18. The Arbitrator further proceeded to examine the rationale of the charges levied by GAIL and found that the charges could not be determined with mathematical exactitude. The Arbitrator found that Atmiya s site wassituated at 847 meters and Crystal Glazes Pvt. Ltd. and Clean Glass Pvt. Ltd. sites were situated at 412 meters and 2792 meters respectively. The charges levied on Clean Glass Pvt. Ltd. were also much higher than Atmiya s. TheArbitrator also referred to the diagram submitted by GAIL which indicated that the three consumers were situated at different distances. The Arbitrator also noted that while transmission in case of Atmiya and M/s Crystal Glazes was through pipelines of 63 mm dia and 125 mm dia, M/s Clean Glass spipeline was only of 125mm dia.
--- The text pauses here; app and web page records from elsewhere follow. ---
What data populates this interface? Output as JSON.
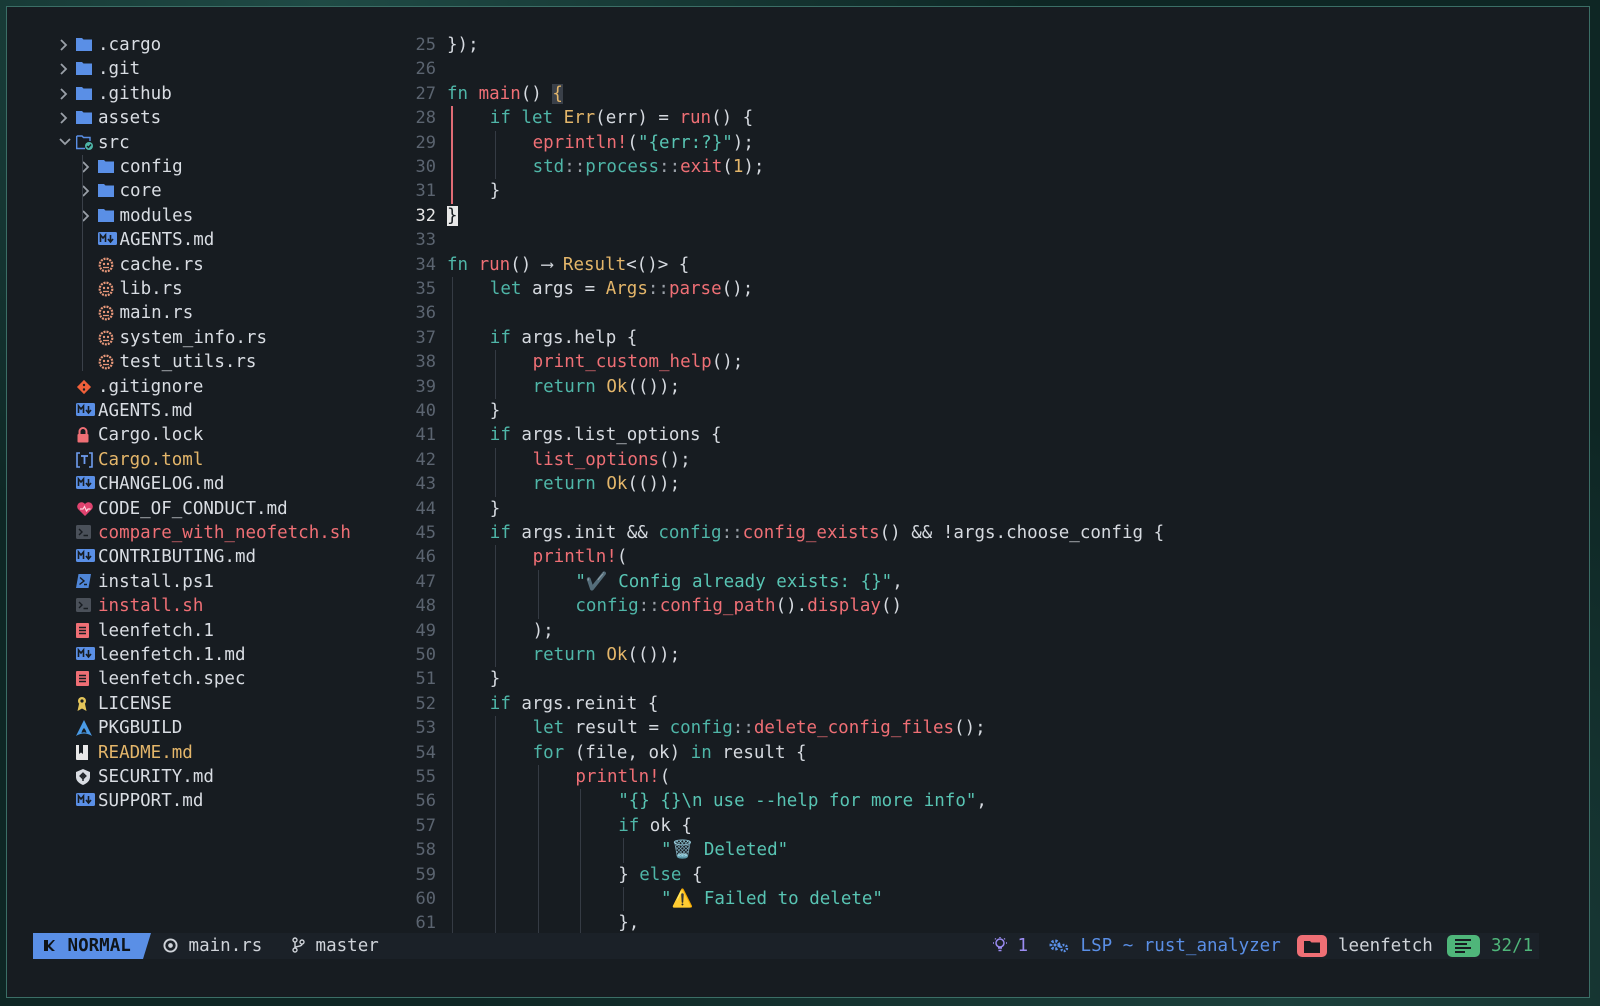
{
  "explorer": {
    "items": [
      {
        "label": ".cargo",
        "depth": 0,
        "kind": "folder",
        "expanded": false,
        "color": "#d9dde3"
      },
      {
        "label": ".git",
        "depth": 0,
        "kind": "folder",
        "expanded": false,
        "color": "#d9dde3"
      },
      {
        "label": ".github",
        "depth": 0,
        "kind": "folder",
        "expanded": false,
        "color": "#d9dde3"
      },
      {
        "label": "assets",
        "depth": 0,
        "kind": "folder",
        "expanded": false,
        "color": "#d9dde3"
      },
      {
        "label": "src",
        "depth": 0,
        "kind": "folder-open",
        "expanded": true,
        "color": "#d9dde3"
      },
      {
        "label": "config",
        "depth": 1,
        "kind": "folder",
        "expanded": false,
        "color": "#d9dde3"
      },
      {
        "label": "core",
        "depth": 1,
        "kind": "folder",
        "expanded": false,
        "color": "#d9dde3"
      },
      {
        "label": "modules",
        "depth": 1,
        "kind": "folder",
        "expanded": false,
        "color": "#d9dde3"
      },
      {
        "label": "AGENTS.md",
        "depth": 1,
        "kind": "markdown",
        "color": "#d9dde3"
      },
      {
        "label": "cache.rs",
        "depth": 1,
        "kind": "rust",
        "color": "#d9dde3"
      },
      {
        "label": "lib.rs",
        "depth": 1,
        "kind": "rust",
        "color": "#d9dde3"
      },
      {
        "label": "main.rs",
        "depth": 1,
        "kind": "rust",
        "color": "#d9dde3"
      },
      {
        "label": "system_info.rs",
        "depth": 1,
        "kind": "rust",
        "color": "#d9dde3"
      },
      {
        "label": "test_utils.rs",
        "depth": 1,
        "kind": "rust",
        "color": "#d9dde3"
      },
      {
        "label": ".gitignore",
        "depth": 0,
        "kind": "git",
        "color": "#d9dde3"
      },
      {
        "label": "AGENTS.md",
        "depth": 0,
        "kind": "markdown",
        "color": "#d9dde3"
      },
      {
        "label": "Cargo.lock",
        "depth": 0,
        "kind": "lock",
        "color": "#d9dde3"
      },
      {
        "label": "Cargo.toml",
        "depth": 0,
        "kind": "toml",
        "color": "#e4b66a"
      },
      {
        "label": "CHANGELOG.md",
        "depth": 0,
        "kind": "markdown",
        "color": "#d9dde3"
      },
      {
        "label": "CODE_OF_CONDUCT.md",
        "depth": 0,
        "kind": "heart",
        "color": "#d9dde3"
      },
      {
        "label": "compare_with_neofetch.sh",
        "depth": 0,
        "kind": "shell",
        "color": "#ef6f75"
      },
      {
        "label": "CONTRIBUTING.md",
        "depth": 0,
        "kind": "markdown",
        "color": "#d9dde3"
      },
      {
        "label": "install.ps1",
        "depth": 0,
        "kind": "powershell",
        "color": "#d9dde3"
      },
      {
        "label": "install.sh",
        "depth": 0,
        "kind": "shell",
        "color": "#ef6f75"
      },
      {
        "label": "leenfetch.1",
        "depth": 0,
        "kind": "doc",
        "color": "#d9dde3"
      },
      {
        "label": "leenfetch.1.md",
        "depth": 0,
        "kind": "markdown",
        "color": "#d9dde3"
      },
      {
        "label": "leenfetch.spec",
        "depth": 0,
        "kind": "doc",
        "color": "#d9dde3"
      },
      {
        "label": "LICENSE",
        "depth": 0,
        "kind": "license",
        "color": "#d9dde3"
      },
      {
        "label": "PKGBUILD",
        "depth": 0,
        "kind": "arch",
        "color": "#d9dde3"
      },
      {
        "label": "README.md",
        "depth": 0,
        "kind": "readme",
        "color": "#e4b66a"
      },
      {
        "label": "SECURITY.md",
        "depth": 0,
        "kind": "shield",
        "color": "#d9dde3"
      },
      {
        "label": "SUPPORT.md",
        "depth": 0,
        "kind": "markdown",
        "color": "#d9dde3"
      }
    ]
  },
  "editor": {
    "current_line": 32,
    "lines": [
      {
        "n": 25,
        "indent": 0,
        "tokens": [
          [
            "});",
            "def"
          ]
        ]
      },
      {
        "n": 26,
        "indent": 0,
        "tokens": []
      },
      {
        "n": 27,
        "indent": 0,
        "tokens": [
          [
            "fn ",
            "kw"
          ],
          [
            "main",
            "fn"
          ],
          [
            "() ",
            "def"
          ],
          [
            "{",
            "brace-hl"
          ]
        ]
      },
      {
        "n": 28,
        "indent": 1,
        "tokens": [
          [
            "if let ",
            "kw"
          ],
          [
            "Err",
            "ty"
          ],
          [
            "(err) = ",
            "def"
          ],
          [
            "run",
            "fn"
          ],
          [
            "() {",
            "def"
          ]
        ]
      },
      {
        "n": 29,
        "indent": 2,
        "tokens": [
          [
            "eprintln!",
            "mac"
          ],
          [
            "(",
            "def"
          ],
          [
            "\"{err:?}\"",
            "str"
          ],
          [
            ");",
            "def"
          ]
        ]
      },
      {
        "n": 30,
        "indent": 2,
        "tokens": [
          [
            "std",
            "ns"
          ],
          [
            "::",
            "punct"
          ],
          [
            "process",
            "ns"
          ],
          [
            "::",
            "punct"
          ],
          [
            "exit",
            "fn"
          ],
          [
            "(",
            "def"
          ],
          [
            "1",
            "num"
          ],
          [
            ");",
            "def"
          ]
        ]
      },
      {
        "n": 31,
        "indent": 1,
        "tokens": [
          [
            "}",
            "def"
          ]
        ]
      },
      {
        "n": 32,
        "indent": 0,
        "tokens": [
          [
            "}",
            "cursor"
          ]
        ]
      },
      {
        "n": 33,
        "indent": 0,
        "tokens": []
      },
      {
        "n": 34,
        "indent": 0,
        "tokens": [
          [
            "fn ",
            "kw"
          ],
          [
            "run",
            "fn"
          ],
          [
            "() ",
            "def"
          ],
          [
            "⟶ ",
            "op"
          ],
          [
            "Result",
            "ty"
          ],
          [
            "<()> {",
            "def"
          ]
        ]
      },
      {
        "n": 35,
        "indent": 1,
        "tokens": [
          [
            "let ",
            "kw"
          ],
          [
            "args = ",
            "def"
          ],
          [
            "Args",
            "ty"
          ],
          [
            "::",
            "punct"
          ],
          [
            "parse",
            "fn"
          ],
          [
            "();",
            "def"
          ]
        ]
      },
      {
        "n": 36,
        "indent": 0,
        "tokens": []
      },
      {
        "n": 37,
        "indent": 1,
        "tokens": [
          [
            "if ",
            "kw"
          ],
          [
            "args.help {",
            "def"
          ]
        ]
      },
      {
        "n": 38,
        "indent": 2,
        "tokens": [
          [
            "print_custom_help",
            "fn"
          ],
          [
            "();",
            "def"
          ]
        ]
      },
      {
        "n": 39,
        "indent": 2,
        "tokens": [
          [
            "return ",
            "kw"
          ],
          [
            "Ok",
            "ty"
          ],
          [
            "(());",
            "def"
          ]
        ]
      },
      {
        "n": 40,
        "indent": 1,
        "tokens": [
          [
            "}",
            "def"
          ]
        ]
      },
      {
        "n": 41,
        "indent": 1,
        "tokens": [
          [
            "if ",
            "kw"
          ],
          [
            "args.list_options {",
            "def"
          ]
        ]
      },
      {
        "n": 42,
        "indent": 2,
        "tokens": [
          [
            "list_options",
            "fn"
          ],
          [
            "();",
            "def"
          ]
        ]
      },
      {
        "n": 43,
        "indent": 2,
        "tokens": [
          [
            "return ",
            "kw"
          ],
          [
            "Ok",
            "ty"
          ],
          [
            "(());",
            "def"
          ]
        ]
      },
      {
        "n": 44,
        "indent": 1,
        "tokens": [
          [
            "}",
            "def"
          ]
        ]
      },
      {
        "n": 45,
        "indent": 1,
        "tokens": [
          [
            "if ",
            "kw"
          ],
          [
            "args.init && ",
            "def"
          ],
          [
            "config",
            "ns"
          ],
          [
            "::",
            "punct"
          ],
          [
            "config_exists",
            "fn"
          ],
          [
            "() && !args.choose_config {",
            "def"
          ]
        ]
      },
      {
        "n": 46,
        "indent": 2,
        "tokens": [
          [
            "println!",
            "mac"
          ],
          [
            "(",
            "def"
          ]
        ]
      },
      {
        "n": 47,
        "indent": 3,
        "tokens": [
          [
            "\"✔️ Config already exists: {}\"",
            "str"
          ],
          [
            ",",
            "def"
          ]
        ]
      },
      {
        "n": 48,
        "indent": 3,
        "tokens": [
          [
            "config",
            "ns"
          ],
          [
            "::",
            "punct"
          ],
          [
            "config_path",
            "fn"
          ],
          [
            "().",
            "def"
          ],
          [
            "display",
            "fn"
          ],
          [
            "()",
            "def"
          ]
        ]
      },
      {
        "n": 49,
        "indent": 2,
        "tokens": [
          [
            ");",
            "def"
          ]
        ]
      },
      {
        "n": 50,
        "indent": 2,
        "tokens": [
          [
            "return ",
            "kw"
          ],
          [
            "Ok",
            "ty"
          ],
          [
            "(());",
            "def"
          ]
        ]
      },
      {
        "n": 51,
        "indent": 1,
        "tokens": [
          [
            "}",
            "def"
          ]
        ]
      },
      {
        "n": 52,
        "indent": 1,
        "tokens": [
          [
            "if ",
            "kw"
          ],
          [
            "args.reinit {",
            "def"
          ]
        ]
      },
      {
        "n": 53,
        "indent": 2,
        "tokens": [
          [
            "let ",
            "kw"
          ],
          [
            "result = ",
            "def"
          ],
          [
            "config",
            "ns"
          ],
          [
            "::",
            "punct"
          ],
          [
            "delete_config_files",
            "fn"
          ],
          [
            "();",
            "def"
          ]
        ]
      },
      {
        "n": 54,
        "indent": 2,
        "tokens": [
          [
            "for ",
            "kw"
          ],
          [
            "(file, ok) ",
            "def"
          ],
          [
            "in ",
            "kw"
          ],
          [
            "result {",
            "def"
          ]
        ]
      },
      {
        "n": 55,
        "indent": 3,
        "tokens": [
          [
            "println!",
            "mac"
          ],
          [
            "(",
            "def"
          ]
        ]
      },
      {
        "n": 56,
        "indent": 4,
        "tokens": [
          [
            "\"{} {}\\n use --help for more info\"",
            "str"
          ],
          [
            ",",
            "def"
          ]
        ]
      },
      {
        "n": 57,
        "indent": 4,
        "tokens": [
          [
            "if ",
            "kw"
          ],
          [
            "ok {",
            "def"
          ]
        ]
      },
      {
        "n": 58,
        "indent": 5,
        "tokens": [
          [
            "\"🗑️ Deleted\"",
            "str"
          ]
        ]
      },
      {
        "n": 59,
        "indent": 4,
        "tokens": [
          [
            "} ",
            "def"
          ],
          [
            "else ",
            "kw"
          ],
          [
            "{",
            "def"
          ]
        ]
      },
      {
        "n": 60,
        "indent": 5,
        "tokens": [
          [
            "\"⚠️ Failed to delete\"",
            "str"
          ]
        ]
      },
      {
        "n": 61,
        "indent": 4,
        "tokens": [
          [
            "},",
            "def"
          ]
        ]
      }
    ]
  },
  "statusbar": {
    "mode": "NORMAL",
    "file": "main.rs",
    "branch": "master",
    "diagnostics": "1",
    "lsp": "LSP ~ rust_analyzer",
    "project": "leenfetch",
    "position": "32/1"
  },
  "colors": {
    "background": "#171c21",
    "accent_mode": "#5a8fe6",
    "keyword": "#4fb6a8",
    "function": "#ef6f75",
    "type": "#e4b66a",
    "string": "#58c4b3",
    "folder": "#5a8fe6",
    "project_pill": "#ef6f75",
    "position_pill": "#4fb67a"
  }
}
19. GAIL had further affirmed that the transmission charges were not based on distance alone but had been fixed after taking other factors such as recurring operating costs, volume of gas to be supplied, nature of industry of the consumer, etc. GAIL had further emphasised that Atmiya had accepted the charges fixed and thus, could not be permitted to resile from its agreement
20. Clearly, the Arbitrator has decided the dispute in terms of the contract entered into between the parties - that is, the GSA - and there is no material to indicate that there is anything arbitrary or unreasonable in the levy of transmission charges.
21. The learned counsel for Atmiya had also referred to clause 17 of the Agreement which indicates that the GSA could be amended. The said clause is set out below:-
"ARTICLE - 17 AMENDMENTS
17.01 Any amendment to any of the clause of the CONTRACT will be proposed and sent in writing to the other party proposing such amendment and if both the SELLER and the BUYER agree to such amendment then the same shall be incorporated in the CONTRACT and shall become binding on the parties as such from the date the agreement is reached unless otherwise agreed to."
22. A plain reading of the said clause indicates that an amendment of the GSA could be brought about only by consent of the two parties; any party could propose an amendment and if the other party has agreed, the GSA could be amended. Clearly, the said clause has no application in the present case because GAIL has not agreed to any amendment in the GSA. The amendment to the Agreement is a matter of consent between both the parties and, therefore, the contention that the Arbitrator could have referred to clause 17 of the Agreement and reasonably altered the Agreement, is wholly bereft of any merit. An arbitrator has no power to rewrite the agreement entered into between the parties.
23. In Oil and Natural Gas Corporation Ltd. v. Western Geco International Ltd: (2014) 9 SCC 263, the Supreme Court had held as under:
"29. No less important is the principle now recognised as a salutary juristic fundamental in administrative law that a decision which is perverse or so irrational that no reasonable person would have arrived at the same will not be sustained in a Court of law. Perversity or irrationality of decisions is tested on the touchstone of Wednesbury s principle of reasonableness. Decisions that fallshort of the standards of reasonableness are open to challenge in a Court of law often in writ jurisdiction of the Superior courts but no less in statutory processes where ever the same are available."
24. I am unable to accept that the impugned award is perverse or unreasonable on the touchstone of the wednesbury principle or in conflict with the public policy of India.
25. Accordingly, the petition is dismissed.